Pompeo, however, repeatedly cited the group to attack Hillary Clinton during the campaign, a CNN KFile review of his tweets and media appearances shows. He claimed the emails were proof of DNC collusion against Bernie Sanders, and cited emails released by the group to argue that Democrats should call on Hillary Clinton to drop out of the presidential race.
In an appearance on Fox Business during the Democratic National Convention in July, Pompeo dismissed the Clinton campaign's concerns at the time that Russia was behind WikiLeaks release of the hacked emails.
"Well, it's classic Clinton, right? When you find out you got a problem, you deflect, you deny," Pompeo said. "You create a contretemp where there really is none. Frankly, it's pretty clear who invited the Russians to do damage to America, and it was Hillary Clinton. She put classified information on a private server, inviting the Chinese, the Iranians, the Russians, all have access to it. I hope they didn't get it, but even the former director of the CIA said he thinks they probably did. So, the person who's put American national security risk isn't Donald Trump, it's Hillary Clinton."
That same week, Pompeo told the Washington Examiner that the emails released by WikiLeaks showed that President Obama and Clinton colluded against Democratic candidate Bernie Sanders.
"We can now see the fix was in for President Obama and Secretary Clinton to make sure that Bernie Sanders would never be elected. That's embarrassing to many Democrats, so they're flailing about trying to find separate storyline to deflect from the true substance of what was in those emails," he said.

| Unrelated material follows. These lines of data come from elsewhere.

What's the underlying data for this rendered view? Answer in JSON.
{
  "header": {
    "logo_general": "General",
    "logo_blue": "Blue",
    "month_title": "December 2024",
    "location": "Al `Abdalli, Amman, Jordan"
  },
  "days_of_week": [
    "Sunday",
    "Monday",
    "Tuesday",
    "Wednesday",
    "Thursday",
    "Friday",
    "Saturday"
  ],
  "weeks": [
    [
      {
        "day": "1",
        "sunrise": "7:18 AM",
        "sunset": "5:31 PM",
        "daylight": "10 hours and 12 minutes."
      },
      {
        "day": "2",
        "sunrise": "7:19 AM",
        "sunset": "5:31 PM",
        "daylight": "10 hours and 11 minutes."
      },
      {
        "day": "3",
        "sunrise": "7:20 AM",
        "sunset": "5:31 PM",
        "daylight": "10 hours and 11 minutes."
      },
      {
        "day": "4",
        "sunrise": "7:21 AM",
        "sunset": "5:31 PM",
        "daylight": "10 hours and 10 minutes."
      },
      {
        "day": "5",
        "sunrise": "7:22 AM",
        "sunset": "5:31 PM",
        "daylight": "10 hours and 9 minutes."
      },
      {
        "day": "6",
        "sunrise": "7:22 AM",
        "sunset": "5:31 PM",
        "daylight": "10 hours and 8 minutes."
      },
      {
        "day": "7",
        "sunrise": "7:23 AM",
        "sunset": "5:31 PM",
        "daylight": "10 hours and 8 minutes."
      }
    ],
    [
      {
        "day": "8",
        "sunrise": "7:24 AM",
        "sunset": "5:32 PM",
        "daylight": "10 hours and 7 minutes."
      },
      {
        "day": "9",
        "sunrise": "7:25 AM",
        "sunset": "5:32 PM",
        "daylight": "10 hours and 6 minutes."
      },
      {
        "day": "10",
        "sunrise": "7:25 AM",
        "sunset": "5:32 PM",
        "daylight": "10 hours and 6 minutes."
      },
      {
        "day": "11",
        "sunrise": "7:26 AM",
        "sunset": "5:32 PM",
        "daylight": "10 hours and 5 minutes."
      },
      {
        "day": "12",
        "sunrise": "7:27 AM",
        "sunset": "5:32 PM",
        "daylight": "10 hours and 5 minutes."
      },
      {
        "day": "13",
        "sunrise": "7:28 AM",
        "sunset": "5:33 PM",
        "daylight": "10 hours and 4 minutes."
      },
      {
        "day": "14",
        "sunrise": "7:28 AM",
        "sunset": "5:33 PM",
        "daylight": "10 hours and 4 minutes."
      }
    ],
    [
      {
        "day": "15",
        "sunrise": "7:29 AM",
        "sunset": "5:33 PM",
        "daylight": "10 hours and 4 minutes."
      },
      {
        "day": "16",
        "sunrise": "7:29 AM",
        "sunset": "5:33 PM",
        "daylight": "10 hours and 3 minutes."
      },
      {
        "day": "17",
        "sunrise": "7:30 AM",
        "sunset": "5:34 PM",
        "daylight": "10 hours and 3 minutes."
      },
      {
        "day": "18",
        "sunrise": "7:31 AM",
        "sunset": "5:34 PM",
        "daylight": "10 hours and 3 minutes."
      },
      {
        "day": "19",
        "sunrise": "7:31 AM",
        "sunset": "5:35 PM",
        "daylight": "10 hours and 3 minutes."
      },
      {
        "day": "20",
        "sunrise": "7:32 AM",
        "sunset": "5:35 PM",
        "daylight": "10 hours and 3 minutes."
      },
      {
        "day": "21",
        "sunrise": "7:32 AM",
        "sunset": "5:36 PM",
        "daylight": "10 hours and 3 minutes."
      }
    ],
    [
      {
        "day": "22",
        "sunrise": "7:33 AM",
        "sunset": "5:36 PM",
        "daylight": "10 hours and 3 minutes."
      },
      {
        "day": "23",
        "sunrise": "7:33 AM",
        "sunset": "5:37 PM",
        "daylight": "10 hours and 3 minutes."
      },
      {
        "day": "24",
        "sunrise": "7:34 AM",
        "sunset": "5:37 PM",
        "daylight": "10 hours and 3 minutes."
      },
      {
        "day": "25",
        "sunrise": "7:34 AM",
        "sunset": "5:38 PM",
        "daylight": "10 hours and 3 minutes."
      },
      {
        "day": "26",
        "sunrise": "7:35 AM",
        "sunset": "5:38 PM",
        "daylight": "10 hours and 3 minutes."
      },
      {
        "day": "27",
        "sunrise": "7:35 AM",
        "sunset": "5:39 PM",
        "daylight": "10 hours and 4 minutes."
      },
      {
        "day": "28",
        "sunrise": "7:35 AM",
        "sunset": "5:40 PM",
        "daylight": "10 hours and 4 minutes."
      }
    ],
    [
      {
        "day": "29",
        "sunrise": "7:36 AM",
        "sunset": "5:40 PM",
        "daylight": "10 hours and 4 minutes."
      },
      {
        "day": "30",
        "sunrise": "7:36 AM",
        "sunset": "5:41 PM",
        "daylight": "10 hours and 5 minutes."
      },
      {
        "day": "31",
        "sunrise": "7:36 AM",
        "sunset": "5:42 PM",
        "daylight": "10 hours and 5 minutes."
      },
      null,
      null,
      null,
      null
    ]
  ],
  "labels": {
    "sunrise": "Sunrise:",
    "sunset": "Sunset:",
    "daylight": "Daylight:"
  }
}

When WikiLeaks released Clinton campaign chair John Podesta's emails in October of 2016, Pompeo sent five tweets citing the revelations from the emails to attack Clinton and also mentioned the emails in media appearances.
".@HillaryClinton team emailed anti-Catholic bigotry & said evangelicals are even worse. She must explain how thats okay & disavow," Pompeo wrote in one tweet on October 19, referencing an email exchange released by WikiLeaks showing top Clinton aides making critical comments about Catholics and evangelicals.
Pompeo also seized on an email containing excerpts of Clinton's paid speeches, tweeting on October 26: ".@HillaryClinton said in a private speech that she wants open borders. This may work in Brazilian boardrooms, but is bad for Kansas families."
One tweet from Pompeo previewed an upcoming Fox appearance to discuss "newly released emails of @HillaryClinton & her cronies." Pompeo noted during the appearance that "what you see in these emails is the people closest to Hillary Clinton don't trust her either." Pompeo made similar comments speaking with local Fox affiliate in Kansas.
In October, Pompeo was quoted by the Wichita Eagle as citing the emails about Catholics to argue that Democrats should call on Clinton to withdraw from the presidential race.
A spokesperson for the CIA pointed CNN's KFile to a written response Pompeo sent to Sen. Angus King following his confirmation hearing.
"The tweet I sent in July 2016 was not meant as an endorsement of Wikileaks or its practices, but rather remarked on the content of the material now in the public domain," he wrote. "I understand the concern over the tweet' s reference to Wikileaks, given how disclosures by Wikileaks have targeted American institutions and democracy. The tweet was sent in reference to political issues in the middle of a hard-fought campaign. Based on additional briefings and information, including the reports released by the Intelligence Community, I now have a much deeper understanding of Wikileaks and its harmful activities."